From a collection of poems entitled Only Say The Word
I have two movies to recommend this month, both very appropriate for October, the month dedicated to the rosary. I have personal connections with the creators of both films, for full disclosure, from my years in Hollywood.
Today, I’ll post about a documentary on the life and work of Father Patrick Peyton, CSC, the Irish-born priest who initiated a worldwide movement of family prayer. The film Pray opens in theaters this weekend.
When I lived in Los Angeles, I worked for Father Peyton’s non-profit in Hollywood: Family Theater Productions. I helped to digitize a massive collection of vinyl recordings of his popular weekly radio program, Family Theater Presents, which began airing on the Mutual Broadcasting System at the end of World War II.
“Utilizing radio, films, outdoor advertising and later television, with the help of celebrities, artists and advertising practitioners, Peyton was one of the first pioneers of evangelism using mass media. He would also pioneer in conducting public rallies to bring families to pledge to pray the Rosary as a unit. These Rosary rallies attended by millions would become the most significant event where Peyton could be best remembered.” (source)
I had a chance to participate in an advance online screening this past summer, and can vouch that it’s a very inspirational look at a tireless contemporary apostle of family prayer. While it’s a timeless message, in the current social climate of radical individualism, identity politics, and the decimation of family life, it seems especially relevant as a healing balm for the culture and a sign of hope.
For theater locations and showtimes, visit https://www.praythefilm.com.
On Tuesday, I’ll post about the second movie I’m recommending for October.
Dad made his passage to the next life at 1:18 am this morning, with Mom, Katy & Jeff & I present. It was a peaceful, awe-inspiring time. His breaths became shorter and less pronounced, in the way that the lapping waves on the shore — after the wake of a passing ship — become less pronounced and then fade entirely. His ship is now creating a wake in other waters.

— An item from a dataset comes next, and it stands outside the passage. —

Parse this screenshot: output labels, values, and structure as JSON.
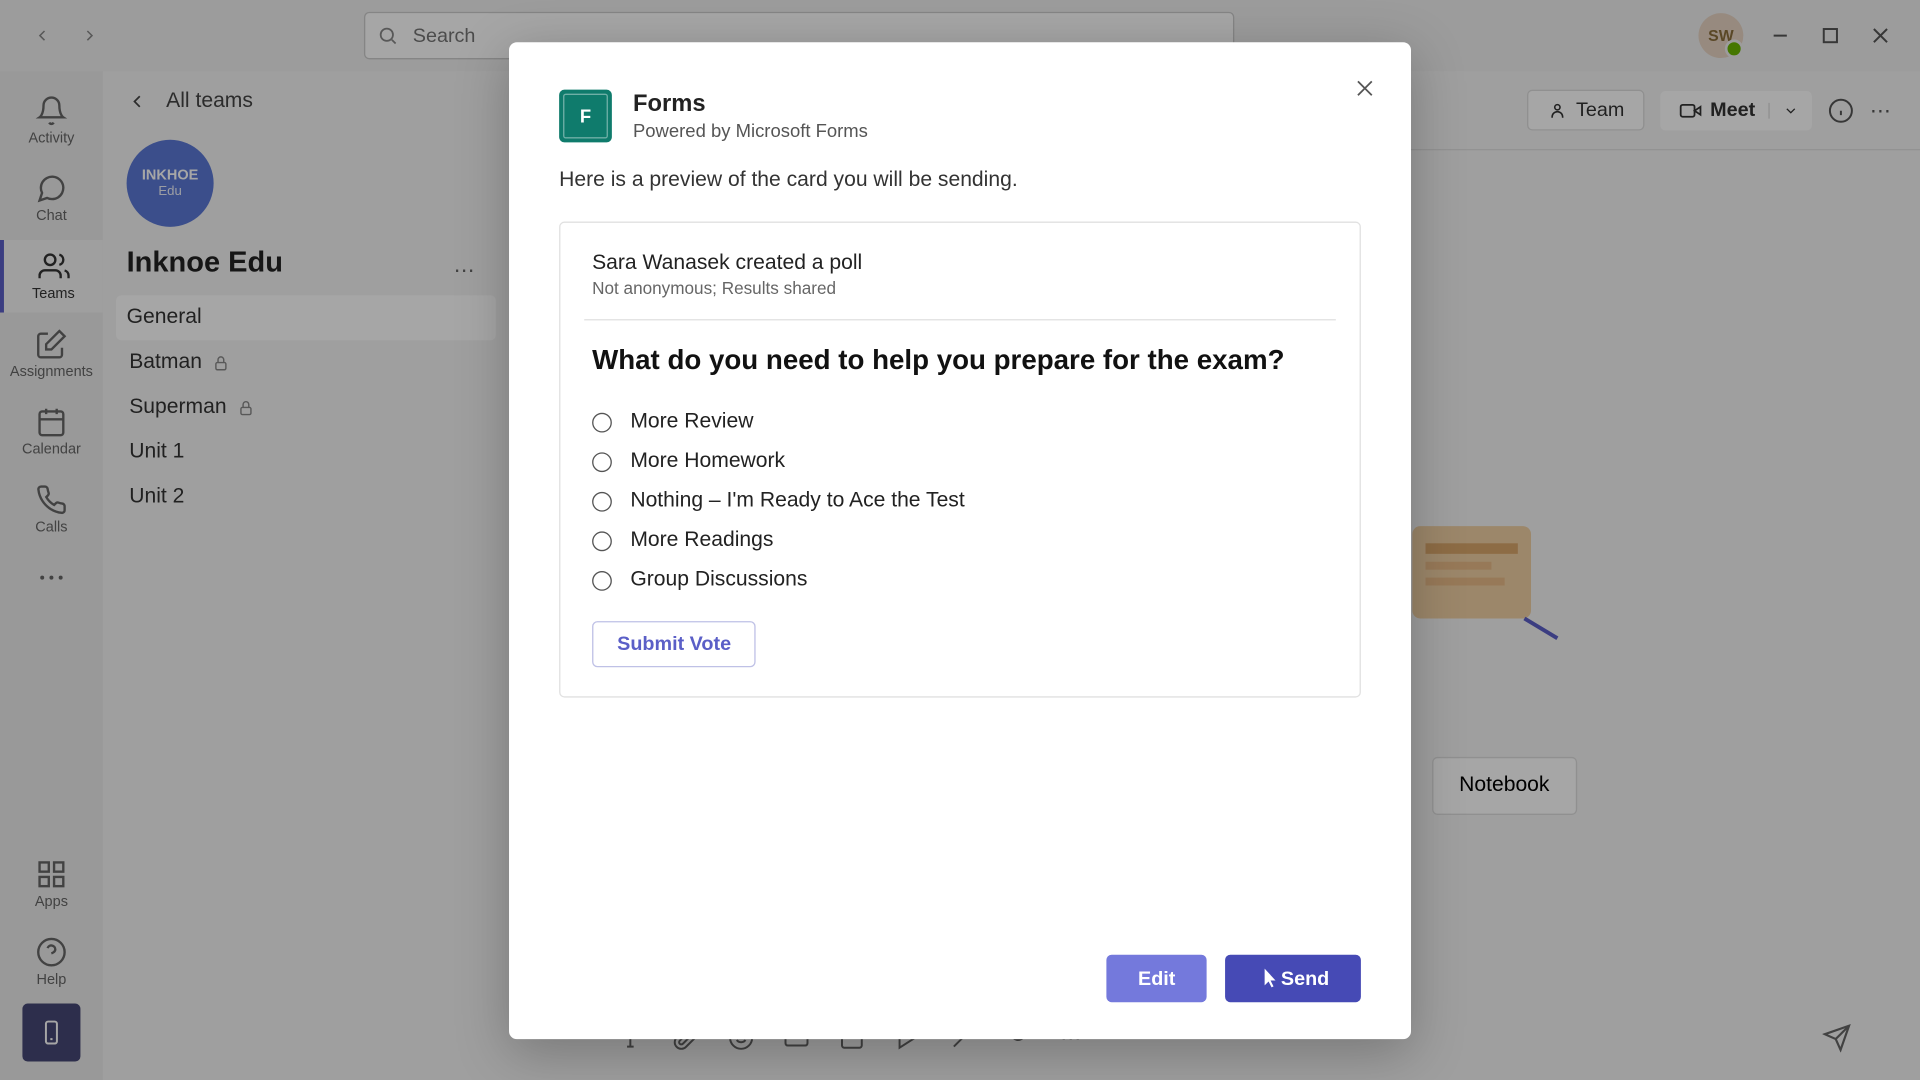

If you’re looking for a thoughtful, accessible and engaging read on the subject of contraception and natural family planning, you may want to pick up a copy of Patrick Coffin’s book entitled Sex au Naturel: What It Is and Why It’s Good for Your Marriage, or Christopher West’s recent book, Eclipse of the Body: How We Lost the Meaning of Sex, Gender, Marriage, & Family (And How to Reclaim It).
I heard Patrick speak on this topic when he was our guest catechist in the RCIA Hollywood program. You can listen to Patrick’s presentation here:
His book has received positive reviews from Kimberly Hahn, Cardinal George Pell, and others. There are also a couple of useful reader reviews on Amazon’s website. One reader writes:
Patrick Coffin’s book is a friendly and accessible introduction to the Church’s teachings on sexuality, especially contraception, and how living those teachings improves marriage. It is funny, down-to-earth, easy to read, comprehensive.
I highly recommend it for anyone who has questions or doubts about the Church’s teaching, or for anyone who has a friend or family member with questions or doubts. I thought I was well-versed in this material; but even I was able to gain from Coffin’s perspective and learned a few new facts as well as some new ways of presenting the information….
Above all Coffin presents all of these teachings with love and mercy and not with an attitude of bashing the infidels. The book is an invitation to a cordial discussion, one that says: “Hey, even if you disagree you might at least hear me out and understand why I hold the position I do.”
If you want a better understanding of the Church’s teaching, or want to help others understand it, this books sounds like a great resource.
See also my post from 2008 on the 40th anniversary of Humanae Vitae.